[Data about app and page elements]

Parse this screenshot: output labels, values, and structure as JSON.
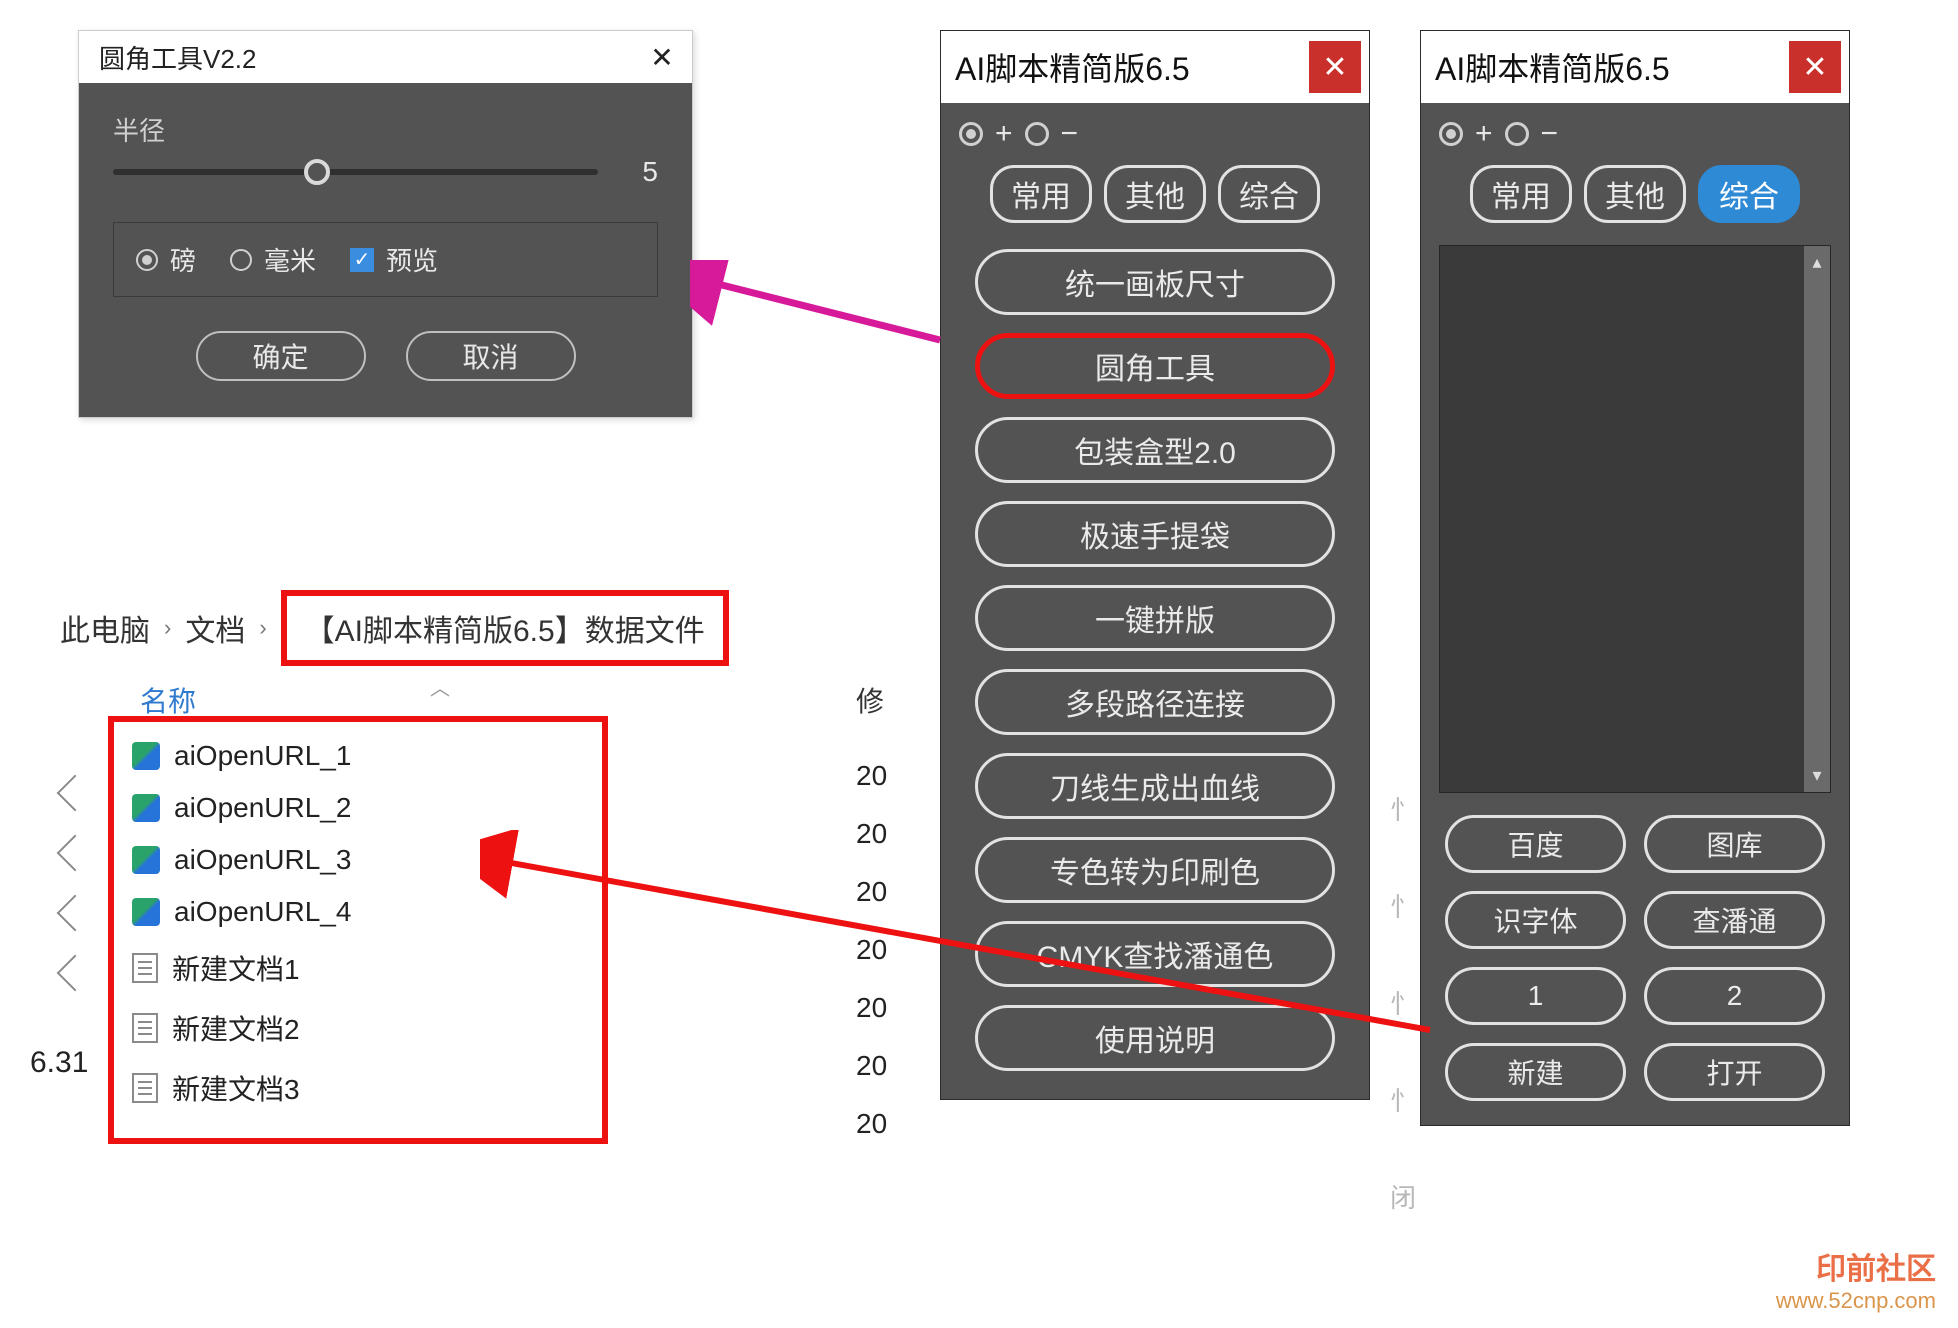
{
  "dialog": {
    "title": "圆角工具V2.2",
    "radius_label": "半径",
    "radius_value": "5",
    "unit_pound": "磅",
    "unit_mm": "毫米",
    "preview": "预览",
    "ok": "确定",
    "cancel": "取消"
  },
  "breadcrumb": {
    "root": "此电脑",
    "docs": "文档",
    "folder": "【AI脚本精简版6.5】数据文件"
  },
  "filelist": {
    "col_name": "名称",
    "col_mod": "修",
    "side_text": "6.31",
    "files": [
      {
        "name": "aiOpenURL_1",
        "kind": "url",
        "mod": "20"
      },
      {
        "name": "aiOpenURL_2",
        "kind": "url",
        "mod": "20"
      },
      {
        "name": "aiOpenURL_3",
        "kind": "url",
        "mod": "20"
      },
      {
        "name": "aiOpenURL_4",
        "kind": "url",
        "mod": "20"
      },
      {
        "name": "新建文档1",
        "kind": "doc",
        "mod": "20"
      },
      {
        "name": "新建文档2",
        "kind": "doc",
        "mod": "20"
      },
      {
        "name": "新建文档3",
        "kind": "doc",
        "mod": "20"
      }
    ]
  },
  "panel_common": {
    "title": "AI脚本精简版6.5",
    "plus": "+",
    "minus": "−",
    "tabs": {
      "t1": "常用",
      "t2": "其他",
      "t3": "综合"
    }
  },
  "panel_left": {
    "tools": [
      "统一画板尺寸",
      "圆角工具",
      "包装盒型2.0",
      "极速手提袋",
      "一键拼版",
      "多段路径连接",
      "刀线生成出血线",
      "专色转为印刷色",
      "CMYK查找潘通色",
      "使用说明"
    ],
    "highlight_index": 1
  },
  "panel_right": {
    "grid": [
      "百度",
      "图库",
      "识字体",
      "查潘通",
      "1",
      "2",
      "新建",
      "打开"
    ]
  },
  "faint": [
    "忄",
    "忄",
    "忄",
    "忄",
    "闭"
  ],
  "watermark": {
    "brand": "印前社区",
    "url": "www.52cnp.com"
  }
}
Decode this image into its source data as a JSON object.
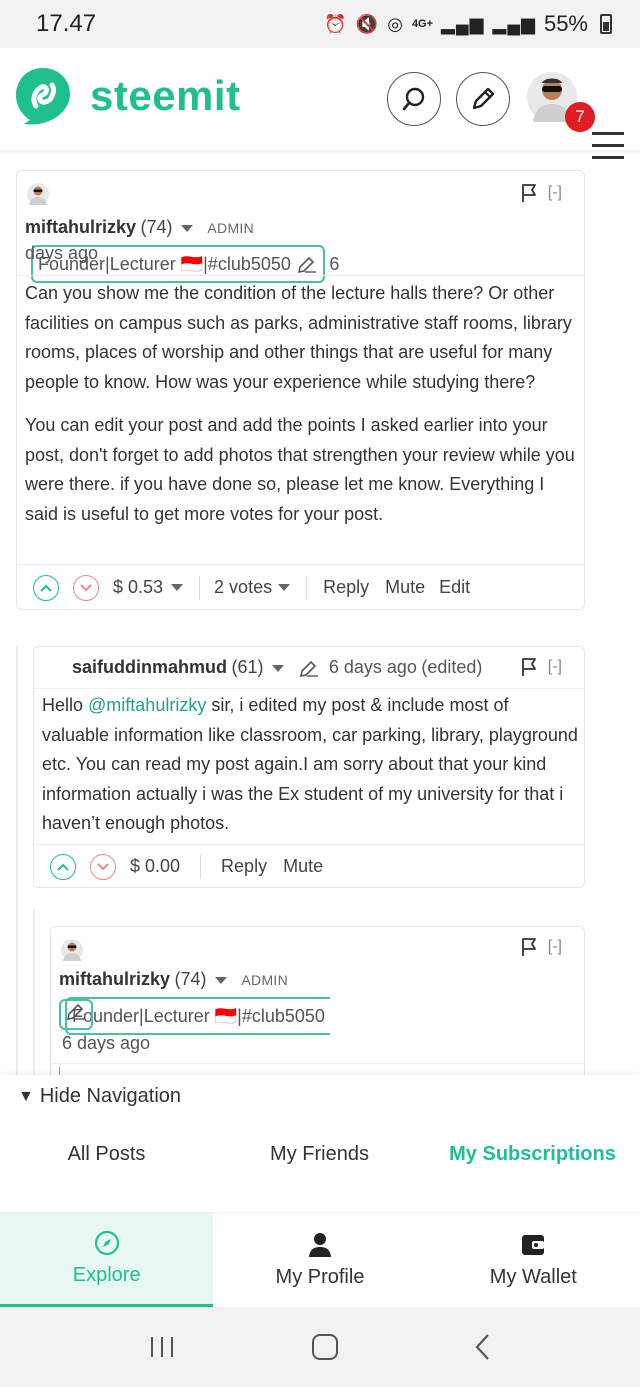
{
  "status_bar": {
    "time": "17.47",
    "network": "4G+",
    "battery": "55%"
  },
  "header": {
    "logo_text": "steemit",
    "notification_count": "7"
  },
  "comments": [
    {
      "author": "miftahulrizky",
      "reputation": "(74)",
      "role": "ADMIN",
      "badge": "Founder|Lecturer 🇮🇩|#club5050",
      "time_part1": "6",
      "time_part2": "days ago",
      "paragraphs": [
        "Can you show me the condition of the lecture halls there? Or other facilities on campus such as parks, administrative staff rooms, library rooms, places of worship and other things that are useful for many people to know. How was your experience while studying there?",
        "You can edit your post and add the points I asked earlier into your post, don't forget to add photos that strengthen your review while you were there. if you have done so, please let me know. Everything I said is useful to get more votes for your post."
      ],
      "payout": "$ 0.53",
      "votes": "2 votes",
      "reply": "Reply",
      "mute": "Mute",
      "edit": "Edit",
      "collapse": "[-]"
    },
    {
      "author": "saifuddinmahmud",
      "reputation": "(61)",
      "time": "6 days ago",
      "edited": "(edited)",
      "mention": "@miftahulrizky",
      "text_before": "Hello ",
      "text_after": " sir, i edited my post & include most of valuable information like classroom, car parking, library, playground etc. You can read my post again.I am sorry about that your kind information actually i was the Ex student of my university for that i haven’t enough photos.",
      "payout": "$ 0.00",
      "reply": "Reply",
      "mute": "Mute",
      "collapse": "[-]"
    },
    {
      "author": "miftahulrizky",
      "reputation": "(74)",
      "role": "ADMIN",
      "badge": "Founder|Lecturer 🇮🇩|#club5050",
      "time": "6 days ago",
      "collapse": "[-]"
    }
  ],
  "navigation": {
    "hide_label": "Hide Navigation",
    "subtabs": [
      "All Posts",
      "My Friends",
      "My Subscriptions"
    ],
    "tabs": [
      "Explore",
      "My Profile",
      "My Wallet"
    ]
  },
  "colors": {
    "accent": "#1fbf8f",
    "badge_border": "#45c1a3",
    "notif": "#e21c23"
  }
}
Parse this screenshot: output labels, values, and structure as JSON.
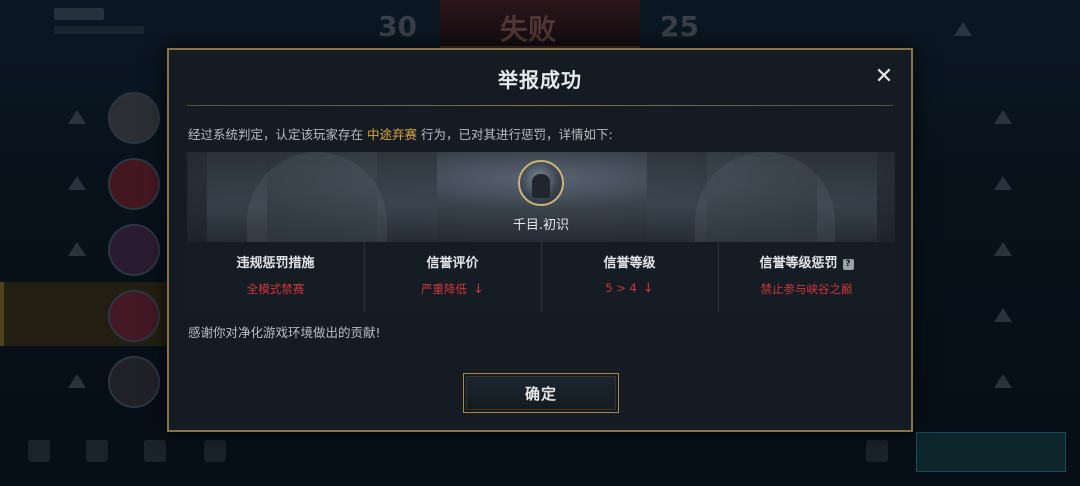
{
  "dialog": {
    "title": "举报成功",
    "close_icon": "close-icon",
    "description_prefix": "经过系统判定，认定该玩家存在",
    "description_highlight": "中途弃赛",
    "description_suffix": "行为，已对其进行惩罚，详情如下:",
    "player_name": "千目.初识",
    "columns": [
      {
        "header": "违规惩罚措施",
        "value": "全模式禁赛",
        "arrow": ""
      },
      {
        "header": "信誉评价",
        "value": "严重降低",
        "arrow": "↓"
      },
      {
        "header": "信誉等级",
        "value": "5 > 4",
        "arrow": "↓"
      },
      {
        "header": "信誉等级惩罚",
        "value": "禁止参与峡谷之巅",
        "arrow": "",
        "help_icon": "?"
      }
    ],
    "thanks": "感谢你对净化游戏环境做出的贡献!",
    "confirm_label": "确定"
  },
  "background": {
    "score_left": "30",
    "score_right": "25",
    "banner": "失败"
  },
  "colors": {
    "accent_gold": "#d9a640",
    "penalty_red": "#c9383a",
    "border_gold": "#8a7447"
  }
}
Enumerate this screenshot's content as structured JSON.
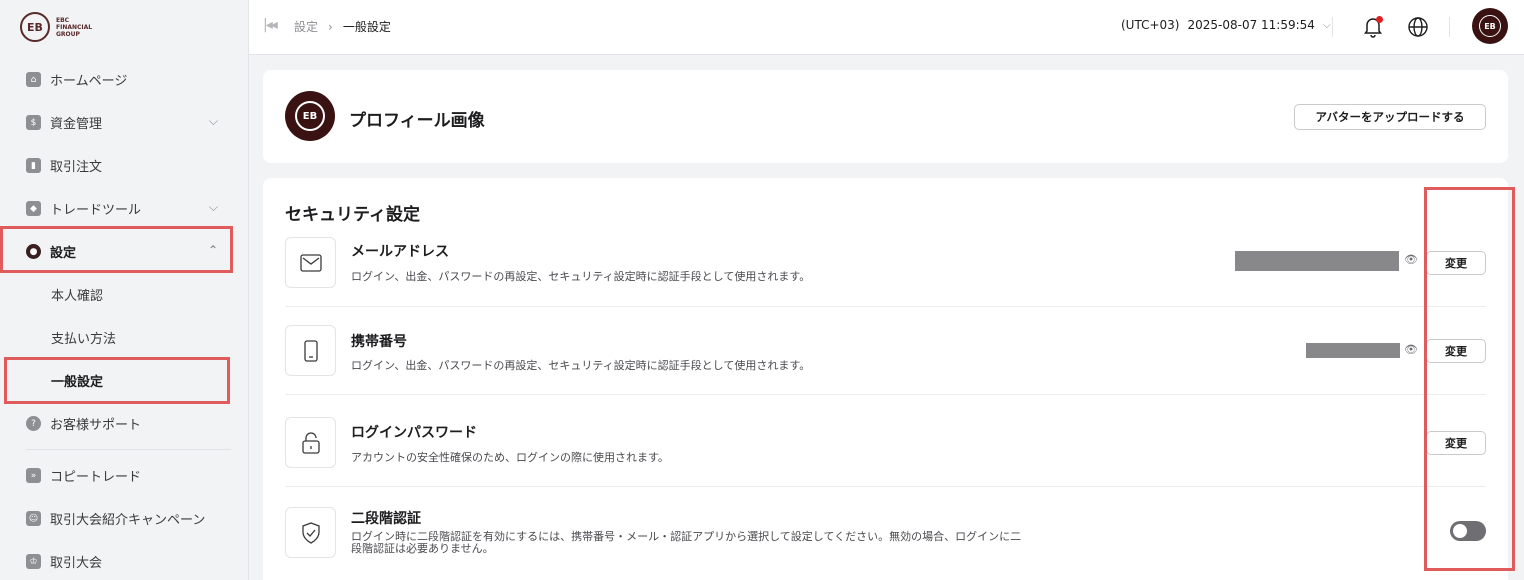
{
  "logo": {
    "mark": "EB",
    "text_line1": "EBC",
    "text_line2": "FINANCIAL",
    "text_line3": "GROUP"
  },
  "sidebar": {
    "items": [
      {
        "label": "ホームページ",
        "icon": "home-icon"
      },
      {
        "label": "資金管理",
        "icon": "wallet-icon"
      },
      {
        "label": "取引注文",
        "icon": "chart-icon"
      },
      {
        "label": "トレードツール",
        "icon": "box-icon"
      },
      {
        "label": "設定",
        "icon": "user-circle-icon"
      },
      {
        "label": "本人確認"
      },
      {
        "label": "支払い方法"
      },
      {
        "label": "一般設定"
      },
      {
        "label": "お客様サポート",
        "icon": "help-icon"
      },
      {
        "label": "コピートレード",
        "icon": "copy-trade-icon"
      },
      {
        "label": "取引大会紹介キャンペーン",
        "icon": "referral-icon"
      },
      {
        "label": "取引大会",
        "icon": "trophy-icon"
      }
    ]
  },
  "header": {
    "breadcrumb": [
      "設定",
      "一般設定"
    ],
    "breadcrumb_sep": "›",
    "timezone": "(UTC+03)",
    "datetime": "2025-08-07 11:59:54"
  },
  "profile": {
    "title": "プロフィール画像",
    "upload_label": "アバターをアップロードする"
  },
  "security": {
    "title": "セキュリティ設定",
    "rows": [
      {
        "title": "メールアドレス",
        "desc": "ログイン、出金、パスワードの再設定、セキュリティ設定時に認証手段として使用されます。",
        "action": "変更"
      },
      {
        "title": "携帯番号",
        "desc": "ログイン、出金、パスワードの再設定、セキュリティ設定時に認証手段として使用されます。",
        "action": "変更"
      },
      {
        "title": "ログインパスワード",
        "desc": "アカウントの安全性確保のため、ログインの際に使用されます。",
        "action": "変更"
      },
      {
        "title": "二段階認証",
        "desc_line1": "ログイン時に二段階認証を有効にするには、携帯番号・メール・認証アプリから選択して設定してください。無効の場合、ログインに二",
        "desc_line2": "段階認証は必要ありません。",
        "toggle": false
      }
    ]
  },
  "colors": {
    "brand": "#3a1212",
    "highlight": "#e05b5b",
    "toggle_off": "#6e6e73"
  }
}
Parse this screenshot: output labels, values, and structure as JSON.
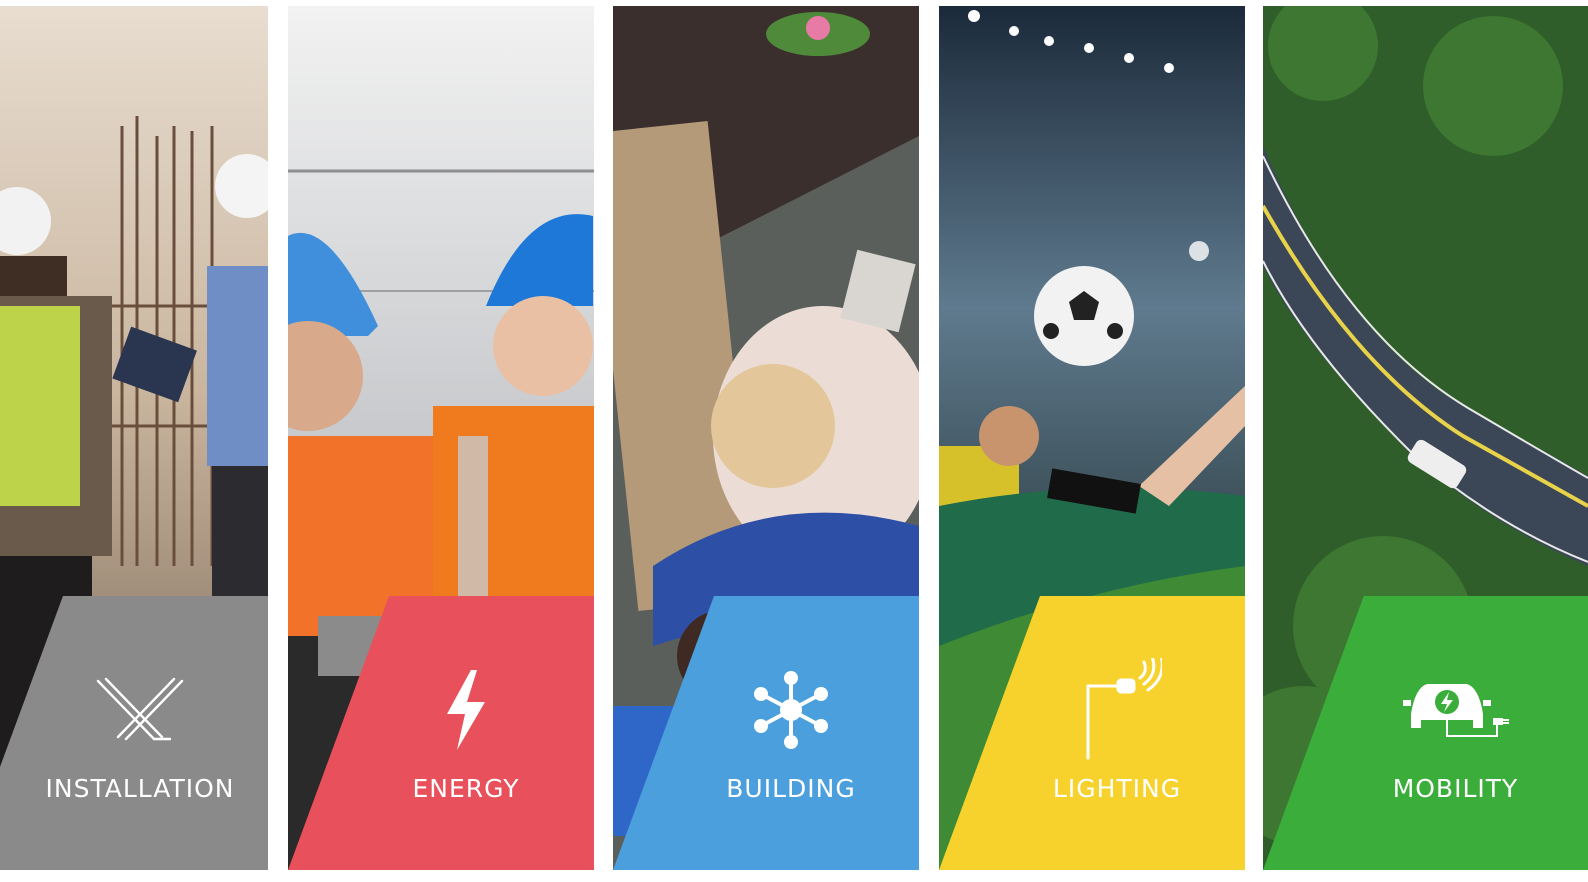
{
  "panels": [
    {
      "id": "installation",
      "label": "INSTALLATION",
      "color": "#8a8a8a",
      "icon": "crossed-cables-icon"
    },
    {
      "id": "energy",
      "label": "ENERGY",
      "color": "#e8505b",
      "icon": "lightning-bolt-icon"
    },
    {
      "id": "building",
      "label": "BUILDING",
      "color": "#4a9fdc",
      "icon": "network-node-icon"
    },
    {
      "id": "lighting",
      "label": "LIGHTING",
      "color": "#f8d22c",
      "icon": "street-lamp-icon"
    },
    {
      "id": "mobility",
      "label": "MOBILITY",
      "color": "#3aad3a",
      "icon": "electric-car-charging-icon"
    }
  ]
}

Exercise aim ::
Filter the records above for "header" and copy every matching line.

Task output ::
  "header": {
        "header": "违规惩罚措施",
        "header": "信誉评价",
        "header": "信誉等级",
        "header": "信誉等级惩罚",
  "header": {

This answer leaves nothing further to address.